# Translational Equilibrium

Consider the cart below. The only force acting on the cart is the weight. On a horizontal road the cart is in equilibrium – the downward force due to gravity is exactly balanced by the upwards reaction on the wheels. The net vertical force on the cart is zero, so the cart does not move in the vertical direction. Likewise there is no net force in the horizontal direction, so the cart does not translate in that direction.

If the cart does not move horizontally or vertically, then it does

not move in any direction (because any movement can be resolved into horizontal and vertical components). This is a concept that we will use often – if the translation in two perpendicular directions is zero, then the\ translation in any other direction must be zero also, as any translation can be resolved into components in the two perpendicular directions.

Likewise, if the force in any two perpendicular directions is zero, then the force in any other direction must be zero, as any force can be resolved into components in the two perpendicular directions. Both displacement and force are vectors as they have a magnitude and a direction. All vectors can be resolved into components.

So our cart has translational force equilibrium. Expressed mathematically,

The cart is now placed on an inclined slope. Again the only force acting is that due to gravity. The wheels are free to rotate, so the reactions can only be directed perpendicular to the road surface.

The cart is no longer in equilibrium. To see this, resolve the load into components parallel and perpendicular to the road surface. The perpendicular component is balanced by the reaction, so we have translational equilibrium in that direction, but there is no reaction to balance the component of the load which acts parallel to the road surface. A lack of equilibrium is acceptable for a cart, which is intended to roll from place to place, but in a structure it is unacceptable.

Translational equilibrium occurs when every force acting on a structure (every load) has an equal and opposite resisting force (reaction)

F_{1} to F_{6} are** LOADS and REACTIONS** in any direction. For equilibrium, we require **ΣF=0**.

Many structures can be considered to be two dimensional – that is they can be drawn in the plane of a page. For these structures we can ensure that translational equilibrium is satisfied by choosing two perpendicular axes (call them x and y), and making sure that and ΣFx=0 and ΣFy=0.

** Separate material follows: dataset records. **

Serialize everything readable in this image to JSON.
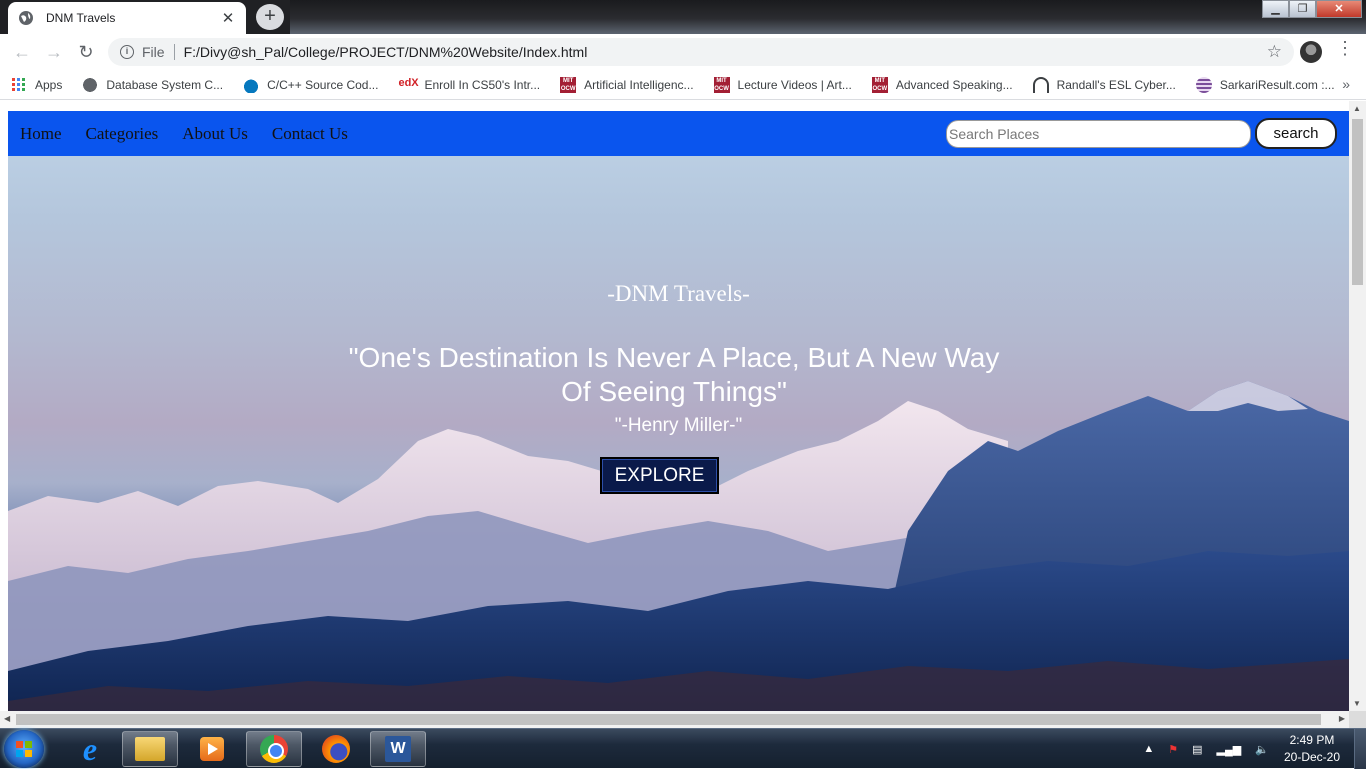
{
  "browser": {
    "tab_title": "DNM Travels",
    "tab_close": "✕",
    "new_tab": "+",
    "address_scheme_label": "File",
    "address_url": "F:/Divy@sh_Pal/College/PROJECT/DNM%20Website/Index.html",
    "bookmarks": [
      {
        "label": "Apps",
        "icon": "apps-grid-icon"
      },
      {
        "label": "Database System C...",
        "icon": "globe-icon"
      },
      {
        "label": "C/C++ Source Cod...",
        "icon": "drupal-drop-icon"
      },
      {
        "label": "Enroll In CS50's Intr...",
        "icon": "edx-icon"
      },
      {
        "label": "Artificial Intelligenc...",
        "icon": "mit-ocw-icon"
      },
      {
        "label": "Lecture Videos | Art...",
        "icon": "mit-ocw-icon"
      },
      {
        "label": "Advanced Speaking...",
        "icon": "mit-ocw-icon"
      },
      {
        "label": "Randall's ESL Cyber...",
        "icon": "headphones-icon"
      },
      {
        "label": "SarkariResult.com :...",
        "icon": "sarkari-icon"
      }
    ],
    "bookmarks_more": "»"
  },
  "site": {
    "nav": [
      "Home",
      "Categories",
      "About Us",
      "Contact Us"
    ],
    "search_placeholder": "Search Places",
    "search_button": "search",
    "brand": "-DNM Travels-",
    "quote": "\"One's Destination Is Never A Place, But A New Way Of Seeing Things\"",
    "author": "\"-Henry Miller-\"",
    "explore_button": "EXPLORE",
    "colors": {
      "navbar": "#0a55ee",
      "explore_bg": "#0a1a4a"
    }
  },
  "taskbar": {
    "time": "2:49 PM",
    "date": "20-Dec-20",
    "apps": [
      "internet-explorer-icon",
      "file-explorer-icon",
      "media-player-icon",
      "chrome-icon",
      "firefox-icon",
      "word-icon"
    ]
  }
}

In the more general case, and for more complex structures, we will have forces and reactions acting in all three directions. In these cases we need to satisfy,

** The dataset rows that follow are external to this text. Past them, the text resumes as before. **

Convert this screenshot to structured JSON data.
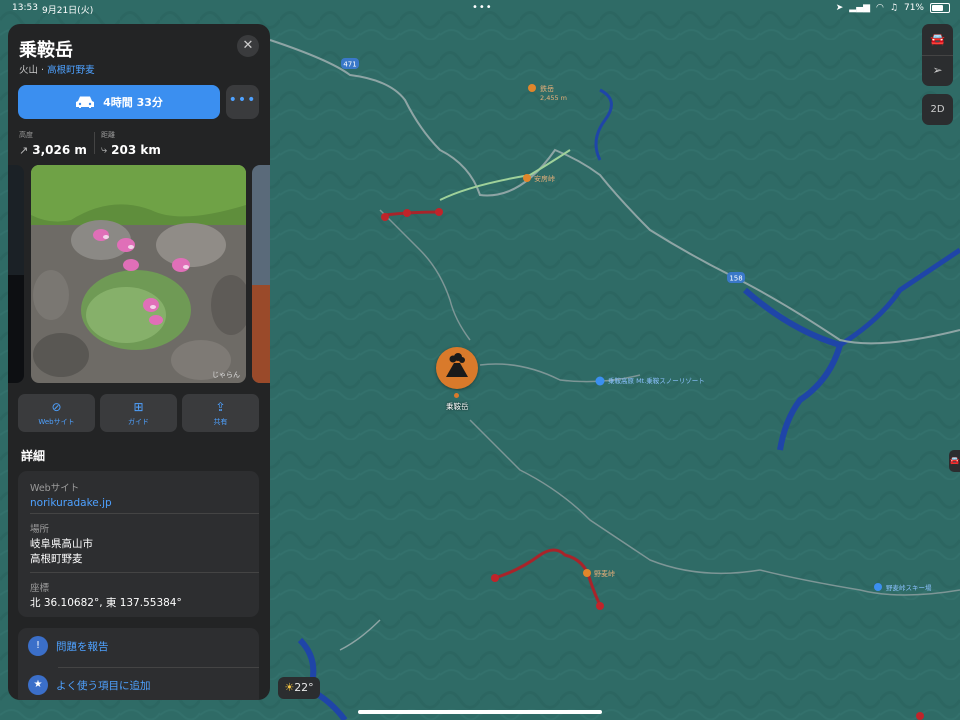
{
  "status_bar": {
    "time": "13:53",
    "date": "9月21日(火)",
    "battery": "71%",
    "battery_level": 0.71
  },
  "place": {
    "name": "乗鞍岳",
    "category": "火山",
    "location_link": "高根町野麦"
  },
  "directions": {
    "drive_label": "4時間 33分"
  },
  "stats": {
    "elevation_label": "高度",
    "elevation_value": "3,026 m",
    "distance_label": "距離",
    "distance_value": "203 km"
  },
  "photo": {
    "credit": "じゃらん"
  },
  "actions": [
    {
      "label": "Webサイト",
      "icon": "compass-icon"
    },
    {
      "label": "ガイド",
      "icon": "plus-icon"
    },
    {
      "label": "共有",
      "icon": "share-icon"
    }
  ],
  "details": {
    "heading": "詳細",
    "website_label": "Webサイト",
    "website_value": "norikuradake.jp",
    "address_label": "場所",
    "address_line1": "岐阜県高山市",
    "address_line2": "高根町野麦",
    "coords_label": "座標",
    "coords_value": "北 36.10682°, 東 137.55384°"
  },
  "more_actions": {
    "report": "問題を報告",
    "favorite": "よく使う項目に追加"
  },
  "map": {
    "view_mode": "2D",
    "temperature": "22°",
    "road_labels": [
      "471",
      "158"
    ],
    "poi_labels": {
      "peak_label": "乗鞍岳",
      "mountain_hut": "鉄岳",
      "mountain_hut_elevation": "2,455 m",
      "pass1": "安房峠",
      "resort": "乗鞍高原 Mt.乗鞍スノーリゾート",
      "pass2": "野麦峠",
      "ski": "野麦峠スキー場"
    }
  },
  "colors": {
    "accent": "#3b8ff0",
    "map_base": "#2f6b66",
    "water": "#1f45a8",
    "pin": "#d97a2b",
    "closed_road": "#a8242a"
  }
}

**Required Reading (20 minutes):**- Read: Hibbeler, R.C., Statics and mechanics of Materials, Section 2.3.